GUARDIAN -- Between October 1983 and December 1986, I flew over Africa and landed on a concrete airstrip around once a month. Just beyond the concrete runways, twinkling taxiways and running water was a land awaiting the Industrial Revolution. Although many poor nations are still waiting for the appliances that make life more convenient, they have something worth noting--mobile phones.
The Guardian surmises, "If Noka is correct, then by 2015 some 4bn people--wellover half the world's predicted population of 7.2bn--will have a mobile phone. It could mean the communications revolution will reach parts of the third world in India, China and Africa before the industrial revolution has arrived." This is more momentous than it looks.
The effect on poorer countries will be disproportionate because of the extra products--up to 35 of them--now being bundled into mobiles. Many people in richer coun tries opt not to use devices like calendars, calculators, radios and cameras because they have more user-friendly alternatives. For poorer people .. such extras will really count if they are already built in.
Motorola thinks the price of phones with embedded cameras, Internet browsing and e-mail access will slip below EUR 50 before the end of the decade. This effectively means wiring individually citizens to the Internet before they have computers.
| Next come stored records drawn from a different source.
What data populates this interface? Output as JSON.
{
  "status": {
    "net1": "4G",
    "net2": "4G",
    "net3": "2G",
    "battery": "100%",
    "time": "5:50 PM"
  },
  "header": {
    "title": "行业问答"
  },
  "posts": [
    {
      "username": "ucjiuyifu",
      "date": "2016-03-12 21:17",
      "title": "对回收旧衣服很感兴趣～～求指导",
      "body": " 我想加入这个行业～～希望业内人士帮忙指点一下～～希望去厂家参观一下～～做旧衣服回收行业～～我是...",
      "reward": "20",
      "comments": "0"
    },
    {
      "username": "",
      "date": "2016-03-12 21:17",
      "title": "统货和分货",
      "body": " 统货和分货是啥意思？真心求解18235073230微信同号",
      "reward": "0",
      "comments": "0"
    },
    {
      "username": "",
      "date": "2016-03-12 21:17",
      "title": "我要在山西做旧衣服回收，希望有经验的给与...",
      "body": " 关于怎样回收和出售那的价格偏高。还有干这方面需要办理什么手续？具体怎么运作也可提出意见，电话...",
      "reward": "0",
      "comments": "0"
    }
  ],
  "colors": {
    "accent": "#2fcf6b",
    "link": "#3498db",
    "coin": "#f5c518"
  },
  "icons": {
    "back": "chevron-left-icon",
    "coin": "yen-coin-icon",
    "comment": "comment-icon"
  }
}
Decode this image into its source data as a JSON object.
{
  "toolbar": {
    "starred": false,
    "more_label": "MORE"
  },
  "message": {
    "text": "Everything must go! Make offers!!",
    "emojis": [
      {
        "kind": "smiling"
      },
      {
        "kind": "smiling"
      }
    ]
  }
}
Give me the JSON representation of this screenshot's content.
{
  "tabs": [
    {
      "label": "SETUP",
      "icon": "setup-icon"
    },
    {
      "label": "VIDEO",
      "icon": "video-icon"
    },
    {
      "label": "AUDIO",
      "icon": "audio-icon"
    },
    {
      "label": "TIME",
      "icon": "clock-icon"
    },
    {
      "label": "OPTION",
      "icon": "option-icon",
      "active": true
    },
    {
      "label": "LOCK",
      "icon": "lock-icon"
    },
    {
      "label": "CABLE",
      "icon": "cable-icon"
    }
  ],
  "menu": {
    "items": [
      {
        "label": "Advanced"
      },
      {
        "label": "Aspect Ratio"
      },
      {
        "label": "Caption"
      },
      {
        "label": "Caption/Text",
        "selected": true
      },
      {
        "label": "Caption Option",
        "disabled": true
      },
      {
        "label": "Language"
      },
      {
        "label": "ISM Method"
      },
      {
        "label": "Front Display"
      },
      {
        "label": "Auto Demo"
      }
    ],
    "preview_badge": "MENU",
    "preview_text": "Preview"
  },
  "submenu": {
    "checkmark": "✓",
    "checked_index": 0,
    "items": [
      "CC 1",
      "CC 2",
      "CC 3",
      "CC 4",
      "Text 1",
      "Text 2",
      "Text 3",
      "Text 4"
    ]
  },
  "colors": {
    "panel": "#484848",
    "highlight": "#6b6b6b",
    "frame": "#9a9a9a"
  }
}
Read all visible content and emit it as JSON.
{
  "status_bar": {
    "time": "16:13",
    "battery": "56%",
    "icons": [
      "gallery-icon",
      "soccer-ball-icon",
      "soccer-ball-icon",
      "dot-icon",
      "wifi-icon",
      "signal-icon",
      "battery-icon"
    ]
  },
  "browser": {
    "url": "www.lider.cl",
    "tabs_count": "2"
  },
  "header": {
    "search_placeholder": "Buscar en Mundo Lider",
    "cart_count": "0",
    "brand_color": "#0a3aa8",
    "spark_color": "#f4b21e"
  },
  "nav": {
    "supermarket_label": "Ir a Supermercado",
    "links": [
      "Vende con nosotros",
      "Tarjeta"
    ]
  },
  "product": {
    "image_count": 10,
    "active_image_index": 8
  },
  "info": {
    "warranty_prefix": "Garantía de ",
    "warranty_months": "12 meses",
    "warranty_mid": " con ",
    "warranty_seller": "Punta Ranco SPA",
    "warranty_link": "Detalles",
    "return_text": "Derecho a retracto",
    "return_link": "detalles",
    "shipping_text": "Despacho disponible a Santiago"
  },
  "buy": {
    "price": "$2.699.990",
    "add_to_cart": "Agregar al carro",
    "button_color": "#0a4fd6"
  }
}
That is an impressive hallmark of the Communications Revolution.
Guardian -- "Dialling the globe" in an editorial, February 26, 2004.